■ Problem description
A word-for-word copy of the listing is required, and it must contain no pictures.

■ Extracted records
┄┄┄┄┄┄
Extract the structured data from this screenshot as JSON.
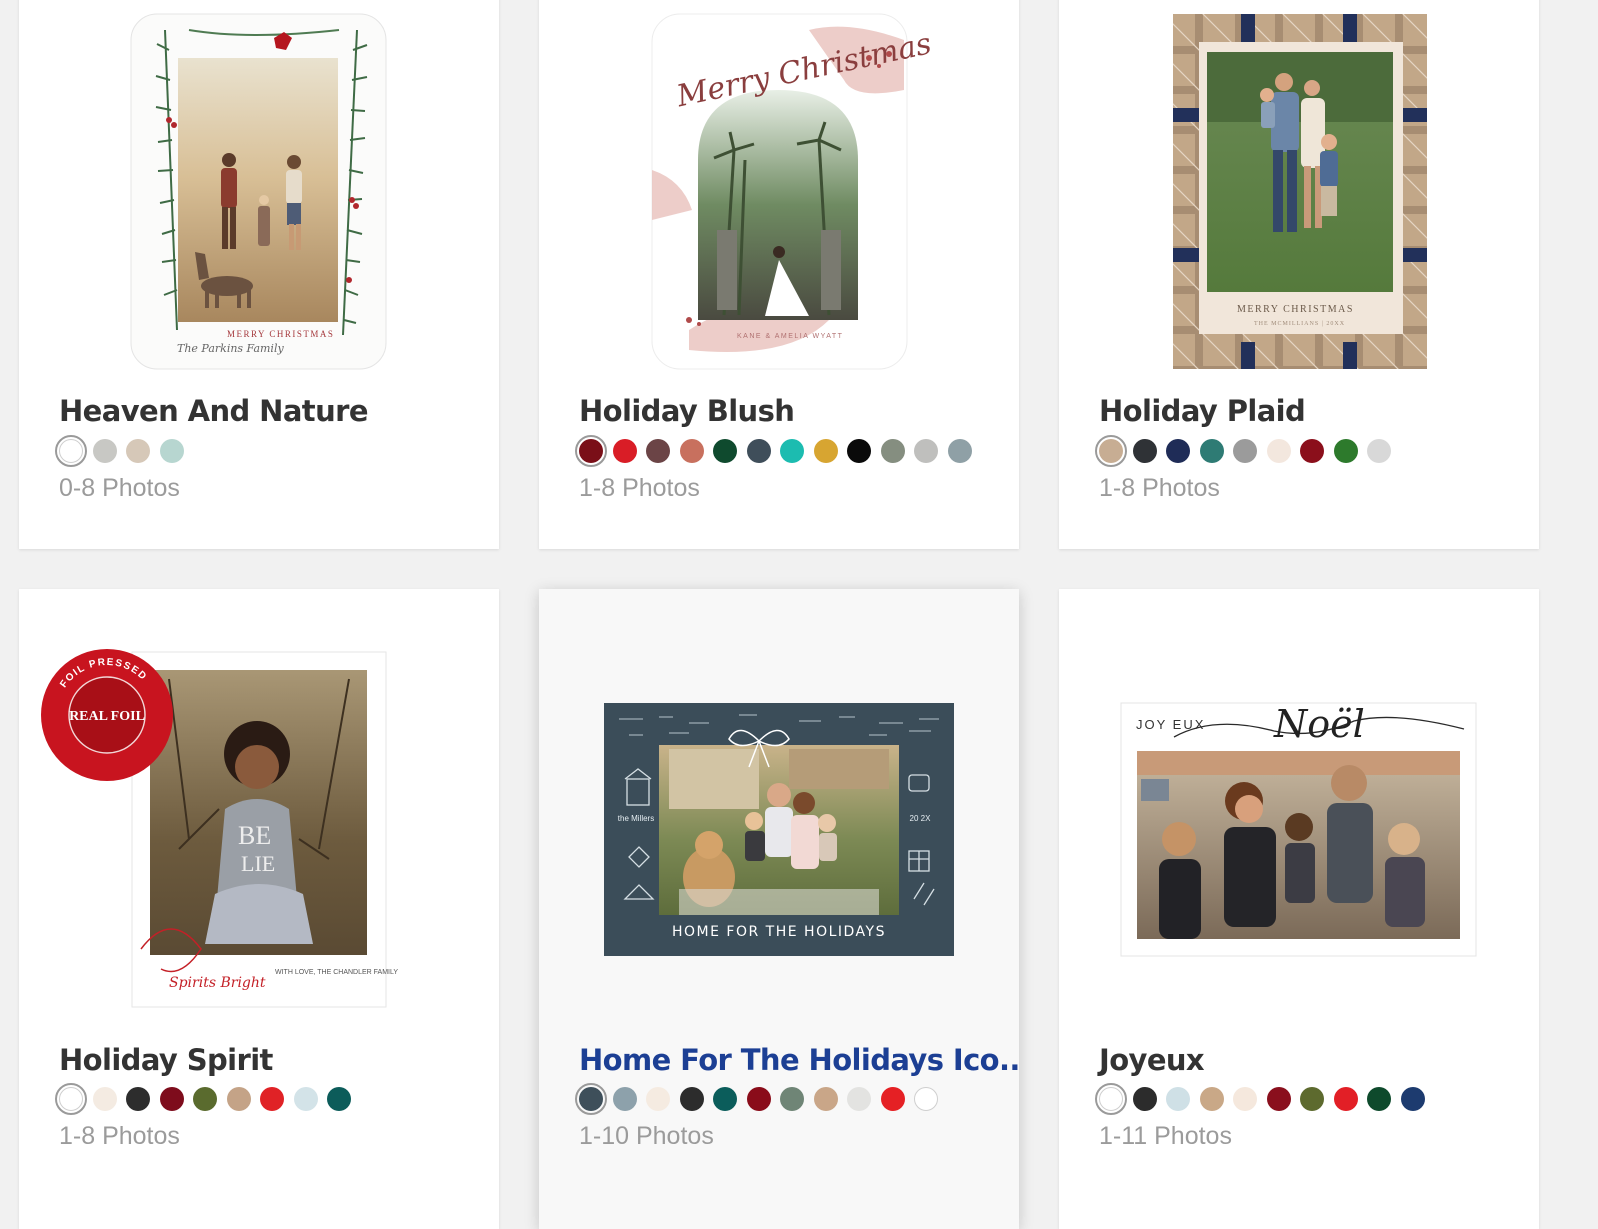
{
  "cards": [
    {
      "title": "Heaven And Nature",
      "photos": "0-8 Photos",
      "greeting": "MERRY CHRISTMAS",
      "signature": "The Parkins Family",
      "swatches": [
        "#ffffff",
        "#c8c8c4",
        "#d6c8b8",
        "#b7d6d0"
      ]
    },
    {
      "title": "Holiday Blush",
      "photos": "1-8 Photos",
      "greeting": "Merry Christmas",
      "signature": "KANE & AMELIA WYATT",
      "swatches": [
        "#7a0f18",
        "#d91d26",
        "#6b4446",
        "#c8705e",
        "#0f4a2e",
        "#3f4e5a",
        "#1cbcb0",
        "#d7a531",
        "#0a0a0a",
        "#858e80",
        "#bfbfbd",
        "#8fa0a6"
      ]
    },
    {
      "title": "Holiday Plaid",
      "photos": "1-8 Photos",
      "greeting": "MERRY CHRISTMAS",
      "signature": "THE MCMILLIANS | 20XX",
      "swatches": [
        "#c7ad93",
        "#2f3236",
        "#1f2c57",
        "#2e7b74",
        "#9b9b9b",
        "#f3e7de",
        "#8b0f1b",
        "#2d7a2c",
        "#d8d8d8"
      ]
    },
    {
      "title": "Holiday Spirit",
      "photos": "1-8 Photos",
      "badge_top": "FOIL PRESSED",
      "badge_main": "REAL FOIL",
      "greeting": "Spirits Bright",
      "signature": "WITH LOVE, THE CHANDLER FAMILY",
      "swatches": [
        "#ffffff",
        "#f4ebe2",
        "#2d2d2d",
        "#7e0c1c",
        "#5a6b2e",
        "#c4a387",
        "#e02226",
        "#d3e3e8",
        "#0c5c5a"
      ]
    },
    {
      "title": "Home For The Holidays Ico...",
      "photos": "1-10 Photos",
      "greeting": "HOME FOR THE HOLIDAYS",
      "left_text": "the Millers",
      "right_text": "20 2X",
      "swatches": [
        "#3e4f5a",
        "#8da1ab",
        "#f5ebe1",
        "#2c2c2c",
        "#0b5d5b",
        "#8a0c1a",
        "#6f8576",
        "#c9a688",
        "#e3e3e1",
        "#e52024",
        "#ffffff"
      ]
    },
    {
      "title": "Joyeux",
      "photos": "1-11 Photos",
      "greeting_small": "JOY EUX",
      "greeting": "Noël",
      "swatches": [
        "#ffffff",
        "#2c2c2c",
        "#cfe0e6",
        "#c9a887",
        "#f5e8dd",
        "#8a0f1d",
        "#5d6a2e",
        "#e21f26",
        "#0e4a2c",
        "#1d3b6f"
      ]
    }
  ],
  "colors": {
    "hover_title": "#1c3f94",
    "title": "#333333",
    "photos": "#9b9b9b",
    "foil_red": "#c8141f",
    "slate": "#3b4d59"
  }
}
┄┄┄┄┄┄
■ Result of this task
Extract the structured data from this screenshot as JSON.
{
  "cards": [
    {
      "title": "Heaven And Nature",
      "photos": "0-8 Photos",
      "greeting": "MERRY CHRISTMAS",
      "signature": "The Parkins Family",
      "swatches": [
        "#ffffff",
        "#c8c8c4",
        "#d6c8b8",
        "#b7d6d0"
      ]
    },
    {
      "title": "Holiday Blush",
      "photos": "1-8 Photos",
      "greeting": "Merry Christmas",
      "signature": "KANE & AMELIA WYATT",
      "swatches": [
        "#7a0f18",
        "#d91d26",
        "#6b4446",
        "#c8705e",
        "#0f4a2e",
        "#3f4e5a",
        "#1cbcb0",
        "#d7a531",
        "#0a0a0a",
        "#858e80",
        "#bfbfbd",
        "#8fa0a6"
      ]
    },
    {
      "title": "Holiday Plaid",
      "photos": "1-8 Photos",
      "greeting": "MERRY CHRISTMAS",
      "signature": "THE MCMILLIANS | 20XX",
      "swatches": [
        "#c7ad93",
        "#2f3236",
        "#1f2c57",
        "#2e7b74",
        "#9b9b9b",
        "#f3e7de",
        "#8b0f1b",
        "#2d7a2c",
        "#d8d8d8"
      ]
    },
    {
      "title": "Holiday Spirit",
      "photos": "1-8 Photos",
      "badge_top": "FOIL PRESSED",
      "badge_main": "REAL FOIL",
      "greeting": "Spirits Bright",
      "signature": "WITH LOVE, THE CHANDLER FAMILY",
      "swatches": [
        "#ffffff",
        "#f4ebe2",
        "#2d2d2d",
        "#7e0c1c",
        "#5a6b2e",
        "#c4a387",
        "#e02226",
        "#d3e3e8",
        "#0c5c5a"
      ]
    },
    {
      "title": "Home For The Holidays Ico...",
      "photos": "1-10 Photos",
      "greeting": "HOME FOR THE HOLIDAYS",
      "left_text": "the Millers",
      "right_text": "20 2X",
      "swatches": [
        "#3e4f5a",
        "#8da1ab",
        "#f5ebe1",
        "#2c2c2c",
        "#0b5d5b",
        "#8a0c1a",
        "#6f8576",
        "#c9a688",
        "#e3e3e1",
        "#e52024",
        "#ffffff"
      ]
    },
    {
      "title": "Joyeux",
      "photos": "1-11 Photos",
      "greeting_small": "JOY EUX",
      "greeting": "Noël",
      "swatches": [
        "#ffffff",
        "#2c2c2c",
        "#cfe0e6",
        "#c9a887",
        "#f5e8dd",
        "#8a0f1d",
        "#5d6a2e",
        "#e21f26",
        "#0e4a2c",
        "#1d3b6f"
      ]
    }
  ],
  "colors": {
    "hover_title": "#1c3f94",
    "title": "#333333",
    "photos": "#9b9b9b",
    "foil_red": "#c8141f",
    "slate": "#3b4d59"
  }
}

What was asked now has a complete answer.